Tomas Chamorro-Premuzic, an expert on talent management and people analytics, believes that “what it takes to get the job is not just different from, but also the reverse of, what it takes to do the job well.” In an article published in Harvard Business Review, he cautions women against emulating male traits rather than embracing their own strengths.
In his view, the reason behind the underrepresentation of women in management is because displays of confidence are often misinterpreted as signs of competence. The problem, he writes, is that “arrogance and overconfidence are inversely related to leadership talent — the ability to build and maintain high-performing teams, and to inspire followers to set aside their selfish agendas in order to work for the common interest of the group.”
He also cites a study showing that female managers are “more likely to elicit respect and pride from their followers, communicate their vision effectively, empower and mentor subordinates, and approach problem-solving in a more flexible and creative way (all characteristics of “transformational leadership”), as well as fairly reward direct reports.”
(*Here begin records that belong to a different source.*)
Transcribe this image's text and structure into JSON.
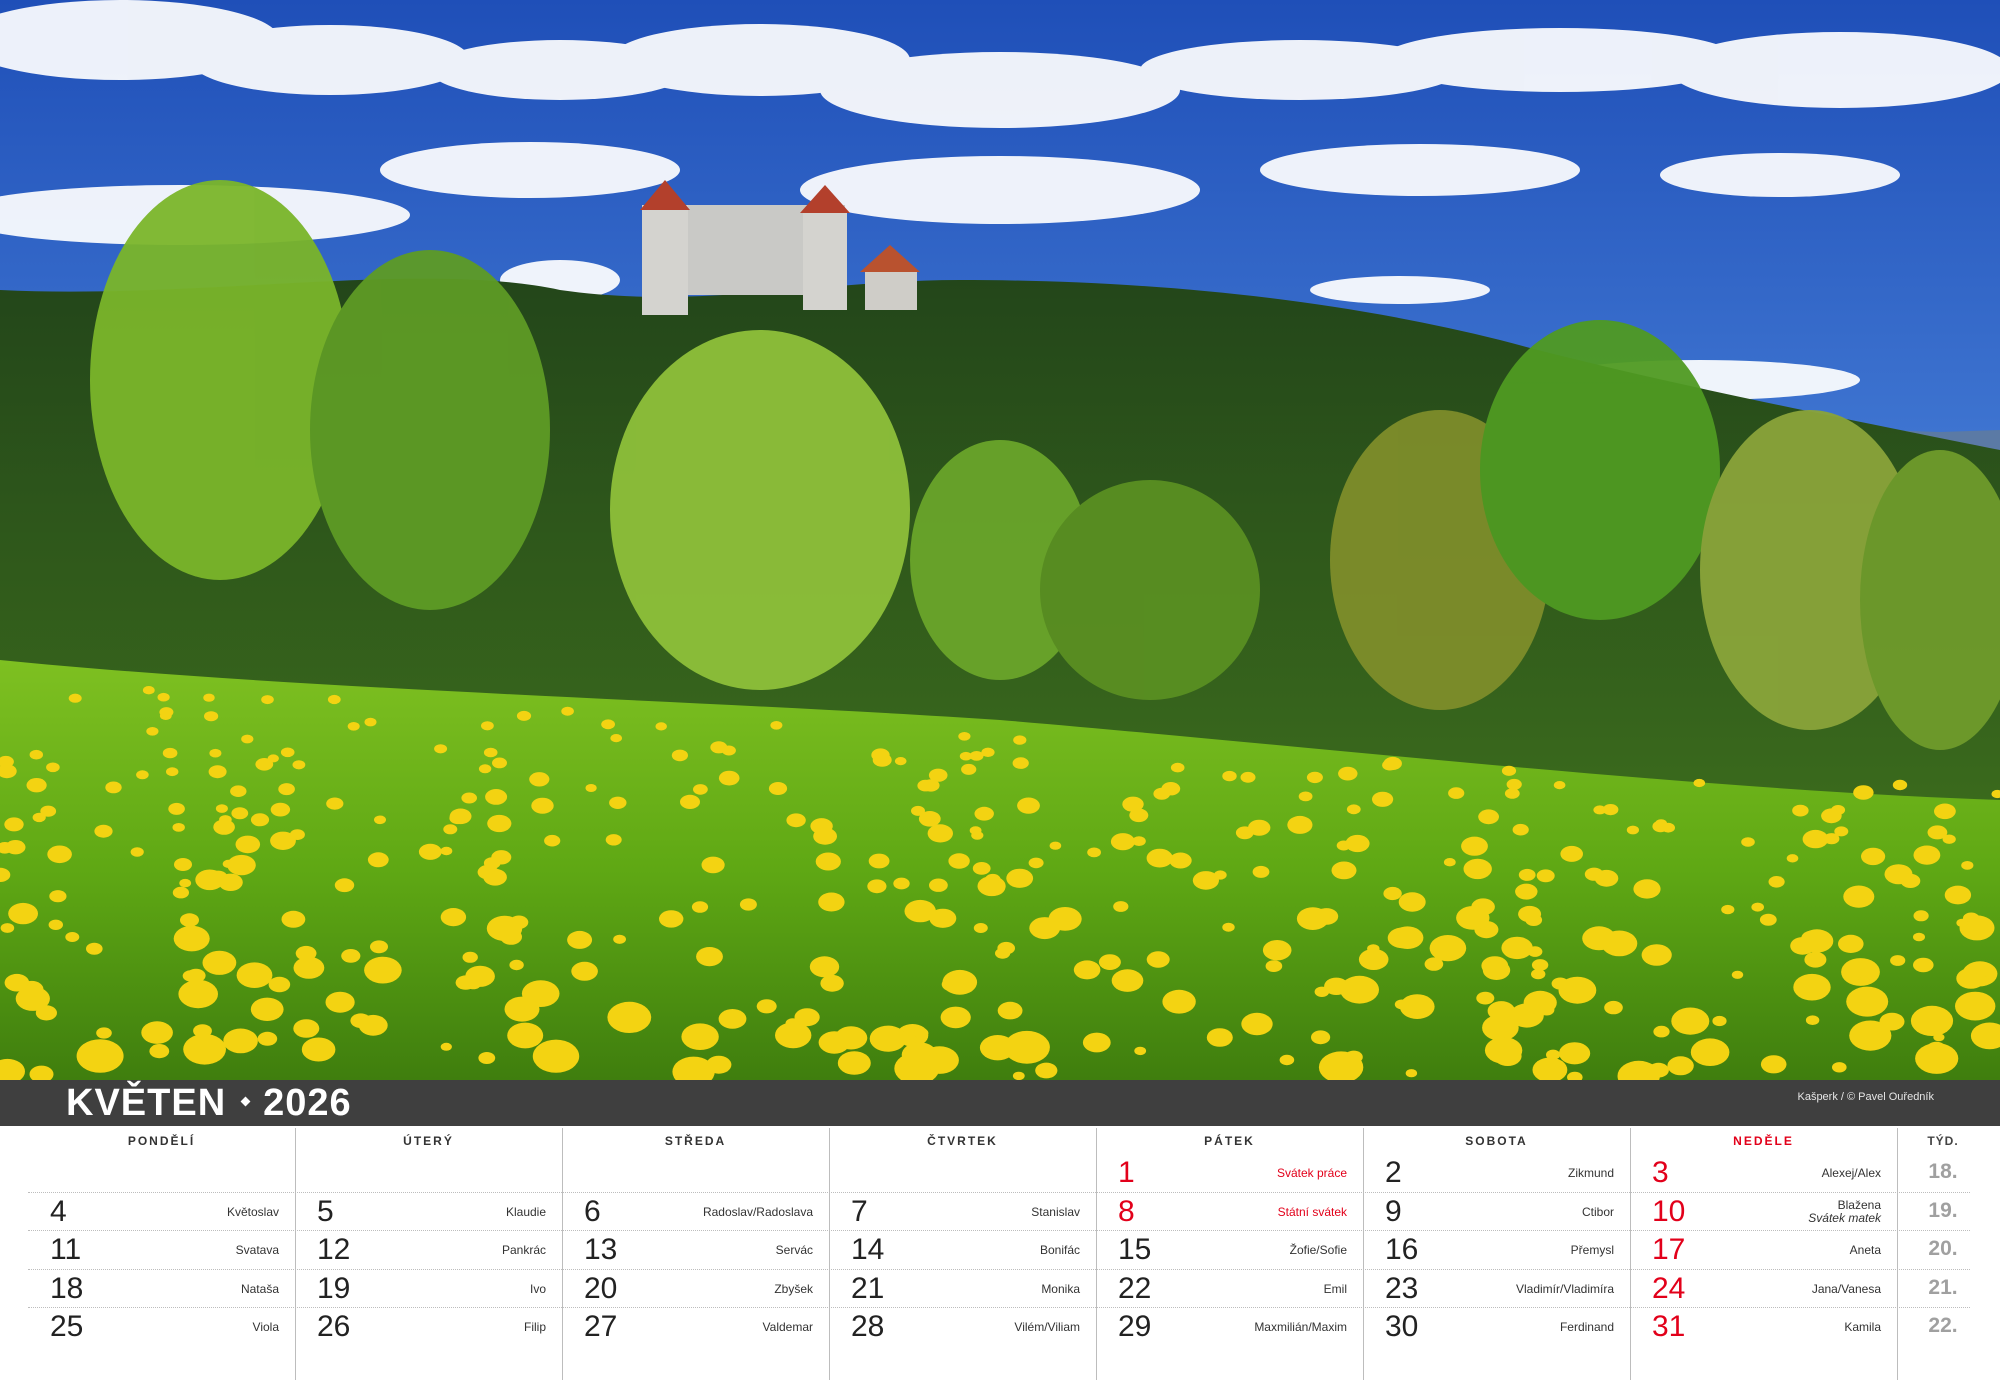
{
  "photo": {
    "caption": "Kašperk / © Pavel Ouředník",
    "colors": {
      "sky": "#2f63c8",
      "meadow": "#6fb51f",
      "forest": "#2f5a18",
      "flowers": "#f3d312"
    }
  },
  "header": {
    "month": "KVĚTEN",
    "year": "2026"
  },
  "weekdays": [
    "PONDĚLÍ",
    "ÚTERÝ",
    "STŘEDA",
    "ČTVRTEK",
    "PÁTEK",
    "SOBOTA",
    "NEDĚLE"
  ],
  "week_label": "TÝD.",
  "weeks": [
    {
      "week_no": "18.",
      "days": [
        null,
        null,
        null,
        null,
        {
          "day": "1",
          "name": "Svátek práce",
          "holiday": true
        },
        {
          "day": "2",
          "name": "Zikmund"
        },
        {
          "day": "3",
          "name": "Alexej/Alex"
        }
      ]
    },
    {
      "week_no": "19.",
      "days": [
        {
          "day": "4",
          "name": "Květoslav"
        },
        {
          "day": "5",
          "name": "Klaudie"
        },
        {
          "day": "6",
          "name": "Radoslav/Radoslava"
        },
        {
          "day": "7",
          "name": "Stanislav"
        },
        {
          "day": "8",
          "name": "Státní svátek",
          "holiday": true
        },
        {
          "day": "9",
          "name": "Ctibor"
        },
        {
          "day": "10",
          "name": "Blažena",
          "note": "Svátek matek"
        }
      ]
    },
    {
      "week_no": "20.",
      "days": [
        {
          "day": "11",
          "name": "Svatava"
        },
        {
          "day": "12",
          "name": "Pankrác"
        },
        {
          "day": "13",
          "name": "Servác"
        },
        {
          "day": "14",
          "name": "Bonifác"
        },
        {
          "day": "15",
          "name": "Žofie/Sofie"
        },
        {
          "day": "16",
          "name": "Přemysl"
        },
        {
          "day": "17",
          "name": "Aneta"
        }
      ]
    },
    {
      "week_no": "21.",
      "days": [
        {
          "day": "18",
          "name": "Nataša"
        },
        {
          "day": "19",
          "name": "Ivo"
        },
        {
          "day": "20",
          "name": "Zbyšek"
        },
        {
          "day": "21",
          "name": "Monika"
        },
        {
          "day": "22",
          "name": "Emil"
        },
        {
          "day": "23",
          "name": "Vladimír/Vladimíra"
        },
        {
          "day": "24",
          "name": "Jana/Vanesa"
        }
      ]
    },
    {
      "week_no": "22.",
      "days": [
        {
          "day": "25",
          "name": "Viola"
        },
        {
          "day": "26",
          "name": "Filip"
        },
        {
          "day": "27",
          "name": "Valdemar"
        },
        {
          "day": "28",
          "name": "Vilém/Viliam"
        },
        {
          "day": "29",
          "name": "Maxmilián/Maxim"
        },
        {
          "day": "30",
          "name": "Ferdinand"
        },
        {
          "day": "31",
          "name": "Kamila"
        }
      ]
    }
  ]
}
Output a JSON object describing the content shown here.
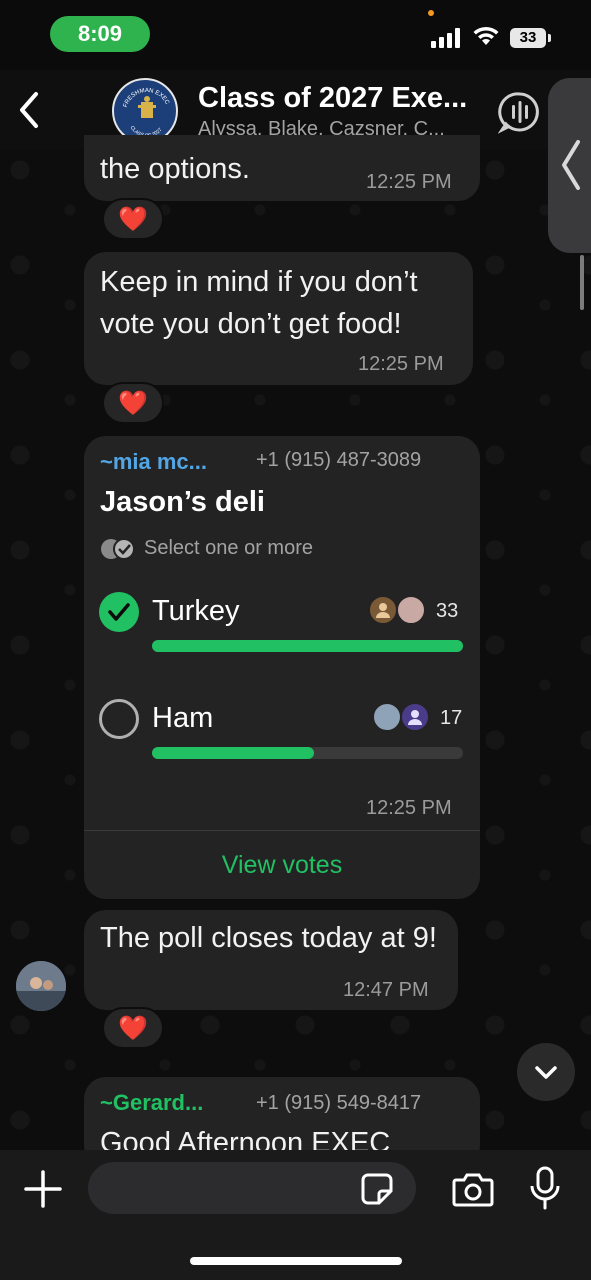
{
  "status_bar": {
    "time": "8:09",
    "battery": "33"
  },
  "header": {
    "title": "Class of 2027 Exe...",
    "members": "Alyssa, Blake, Cazsner, C...",
    "avatar_top_text": "FRESHMAN EXEC",
    "avatar_bottom_text": "CLASS OF 2027"
  },
  "messages": [
    {
      "text": "the options.",
      "time": "12:25 PM",
      "reaction": "❤️"
    },
    {
      "text": "Keep in mind if you don’t vote you don’t get food!",
      "time": "12:25 PM",
      "reaction": "❤️"
    }
  ],
  "poll": {
    "sender": "~mia mc...",
    "phone": "+1 (915) 487-3089",
    "title": "Jason’s deli",
    "subtitle": "Select one or more",
    "time": "12:25 PM",
    "view_votes": "View votes",
    "options": [
      {
        "label": "Turkey",
        "count": "33",
        "fraction": 1.0,
        "checked": true
      },
      {
        "label": "Ham",
        "count": "17",
        "fraction": 0.52,
        "checked": false
      }
    ]
  },
  "message_3": {
    "text": "The poll closes today at 9!",
    "time": "12:47 PM",
    "reaction": "❤️"
  },
  "message_4": {
    "sender": "~Gerard...",
    "phone": "+1 (915) 549-8417",
    "text_partial": "Good Afternoon EXEC"
  },
  "input": {
    "placeholder": ""
  },
  "colors": {
    "accent": "#21c063",
    "status_pill": "#2fb34e",
    "sender_blue": "#53a6e6",
    "bubble": "#232323"
  }
}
Chamorro-Premuzic is the CEO of Hogan Assessment Systems, a Professor of Business Psychology at University College London, and a faculty member at Columbia University. He is the author of numerous books and articles, which can be found here.
Other interesting articles in HBR’s Women in Leadership Series include: